Conference and Professional Development Grant Recipient: Kate Guan

9 September 2019

Could you tell us a bit about yourself and your research? 

After completing my PhD from UNSW in 2017, I joined the Translation Cancer Metabolism Laboratory in 2017 as a post-doctoral researcher. Led by Associate Professor Jeff Holst at the Centenary Institute, the Holst lab re-located to UNSW in 2018 based at the Lowy Cancer Research Centre. My current research focuses on amino acid transporters and cell metabolisms to elucidate nutrient stress pathways regulating melanoma survival, particularly in the setting of treatment resistance to BRAF inhibitors and immunotherapies. I also use multifaceted approaches to understand metabolic reprogramming of cancer cells which may offer therapeutic strategies that can be translated into the clinic to treat melanoma patients.

Could you tell us about the conference you went to and why you chose to attend this conference? (What is unique, unusual or particularly important about it?)

Cold Spring Harbor laboratory (CSHL) is renowned for its research programs, excellent short courses and workshops. The metabolomics course provides hands-on exercises, experiments and opportunities to learn the fundamentals of metabolomics from experts. There’s an excellent panel of leading scientists in their field who discuss their current research and shared their knowledge. With a small number of selected students per class, students can benefit from more focused discussions and interactions with the instructors. This is a great opportunity to both learn new techniques and establish new connections.

What would be the most important outcomes of the conference for you – key learnings, or people you met, new collaboration, etc.?

The CSHL course accelerated my understanding in the latest metabolomics techniques and data interpretation of metabolomics studies. In particular, generation and analysis of both gas-chromatography (GC) and liquid chromatography (LC) mass spectrometry data. Using MS approach to carry out targeted and untargeted metabolomics studies and determine glycolytic and respiratory rate by Seahorse XF analysis. Discussions with the course instructors were very helpful for setting up a more efficient metabolomic workflow to maximise the quality and the interpretation of our clinical data.

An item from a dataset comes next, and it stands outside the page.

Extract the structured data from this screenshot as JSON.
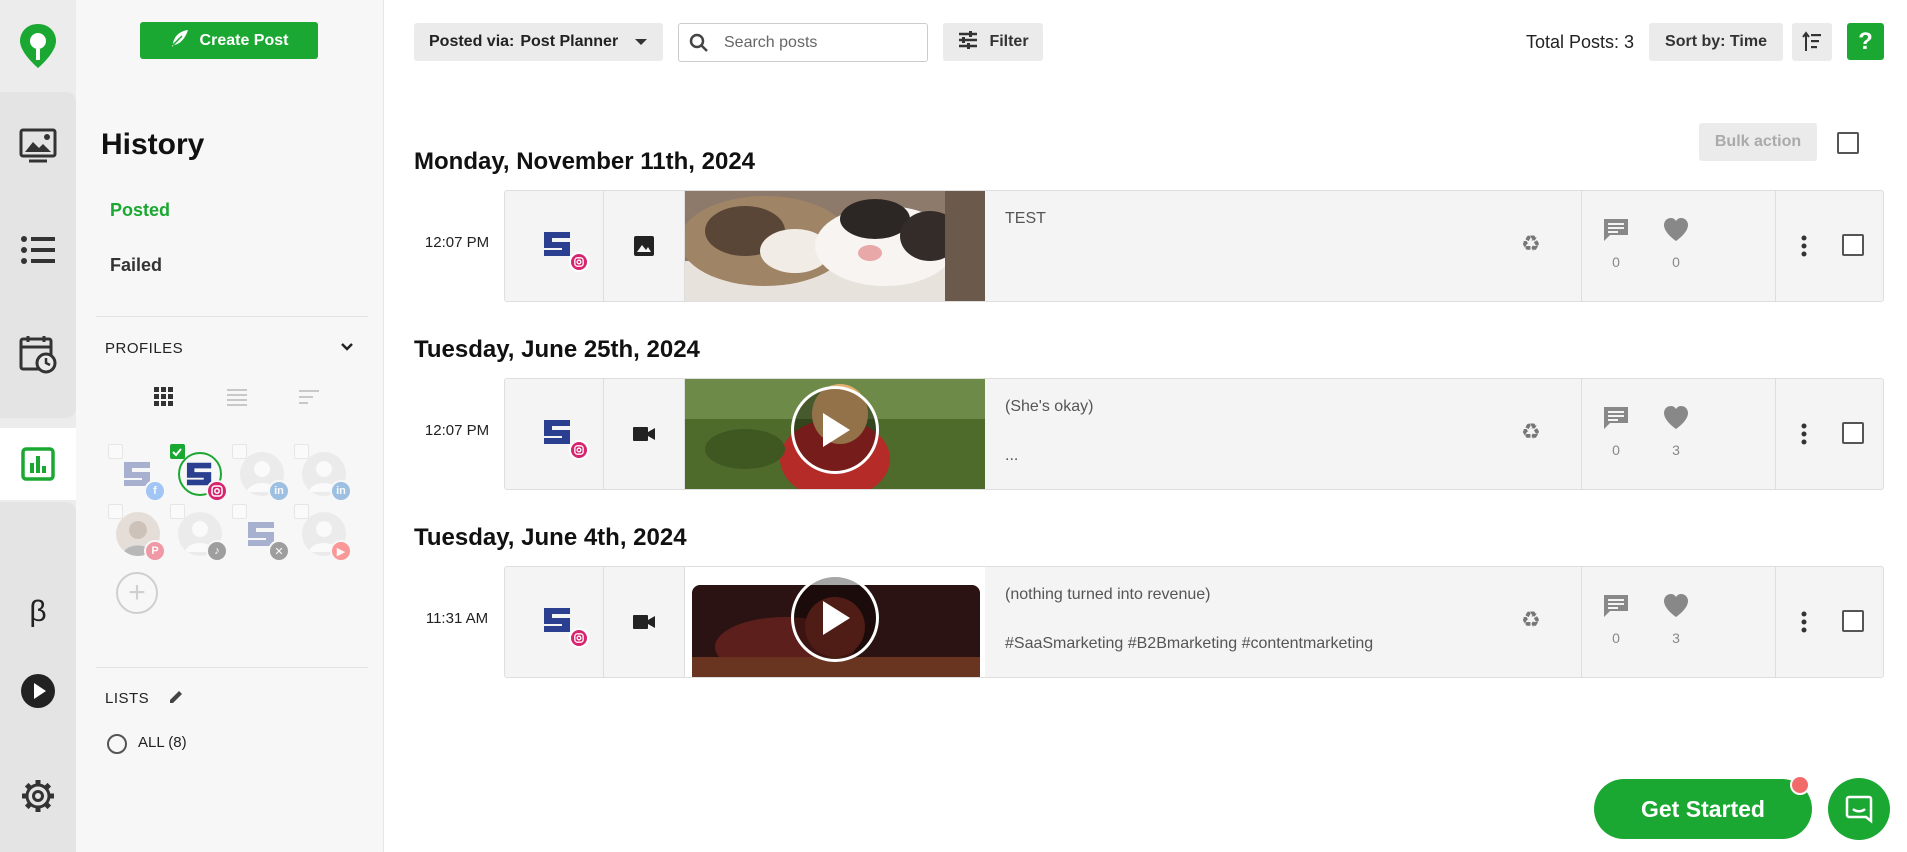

Could you tell us about your presentation at the conference?


Were there any new knowledge or strategies from the conference you found interesting and possibly an interest of other TCRN members?

A major discussion point during the course was the significance of metabolomics and how it has been redefined from biomarker identification method to the new discovery of drivers of biological processes. TCRN members should have some basic knowledge of the impact of metabolome and its close link to the phenotype of the biological process. Metabolomics techniques should be considered and utilised in certain studies as it can be a powerful discovery tool to find novel biomarkers or drivers which may offer therapeutic strategies that can be translated into the clinic to treat cancer patients.

How can your research translate into improvements in patient care and clinical outcomes (Translational relevance)?

My research focuses on how amino acid transporters can be involved in modulation metabolic pathways that may impact different cancer types and treatments, by utilising highly skilled techniques that I’ve learnt from the metabolomics course will help me to better understand the metabolic reprogramming of cancer cells. My research also enables the collection of interpretable and meaningful metabolomics data from clinical samples, which will lead to the development of more effective treatments and interventions for cancer patients. Ultimately, the development of metabolomic biomarkers in our current study may lead to the adoption of this technique in other research studies across the TCRN network.

Could you tell us about your membership with the TCRN – what’s your involvement, how long have you been a member etc.?

I was a TCRN member during my PhD at UNSW from 2012-2016 and regularly attended TCRN seminars and events. After returning to the Adult Cancer Program at the Lowy I re-joined TCRN.

You received funding to attend the conference – could you tell us about the difficulties of obtaining funding for these sorts of activities and how the TCRN fills a need?

It was difficult to obtain travel funding, especially for attending professional development courses as there is limited funding support available. The TCRN professional development grant helped with offsetting the cost of the metabolomics course. This grant also provided me with the opportunity to enhance my knowledge and skills for my current research.